If a line in the entries includes "disk", show that line.

Dataset items:

*** Block opens ***

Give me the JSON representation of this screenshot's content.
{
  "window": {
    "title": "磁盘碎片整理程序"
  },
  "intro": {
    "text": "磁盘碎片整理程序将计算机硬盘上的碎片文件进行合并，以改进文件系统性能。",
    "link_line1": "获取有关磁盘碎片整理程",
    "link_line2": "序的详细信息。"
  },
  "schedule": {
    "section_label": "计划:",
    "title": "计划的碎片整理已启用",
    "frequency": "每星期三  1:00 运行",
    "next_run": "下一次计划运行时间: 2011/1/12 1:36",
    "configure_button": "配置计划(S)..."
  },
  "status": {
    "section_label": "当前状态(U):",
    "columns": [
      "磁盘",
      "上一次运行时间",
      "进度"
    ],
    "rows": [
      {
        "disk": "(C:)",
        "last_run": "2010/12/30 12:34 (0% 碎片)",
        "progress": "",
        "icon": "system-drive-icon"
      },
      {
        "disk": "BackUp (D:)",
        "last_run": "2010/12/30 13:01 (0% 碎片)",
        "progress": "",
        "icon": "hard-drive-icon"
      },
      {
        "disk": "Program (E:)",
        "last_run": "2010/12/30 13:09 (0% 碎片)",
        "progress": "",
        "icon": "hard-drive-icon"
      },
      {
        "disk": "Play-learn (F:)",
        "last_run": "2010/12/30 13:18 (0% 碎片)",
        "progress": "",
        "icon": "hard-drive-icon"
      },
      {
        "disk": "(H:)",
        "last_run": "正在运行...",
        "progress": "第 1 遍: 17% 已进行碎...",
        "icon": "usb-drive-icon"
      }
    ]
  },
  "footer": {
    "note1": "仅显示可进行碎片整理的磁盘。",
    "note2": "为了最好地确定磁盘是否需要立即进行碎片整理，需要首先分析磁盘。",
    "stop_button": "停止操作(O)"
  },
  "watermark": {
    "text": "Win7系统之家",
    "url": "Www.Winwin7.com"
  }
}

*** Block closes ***

Response:
        "disk": "(C:)",
        "disk": "BackUp (D:)",
        "disk": "Program (E:)",
        "disk": "Play-learn (F:)",
        "disk": "(H:)",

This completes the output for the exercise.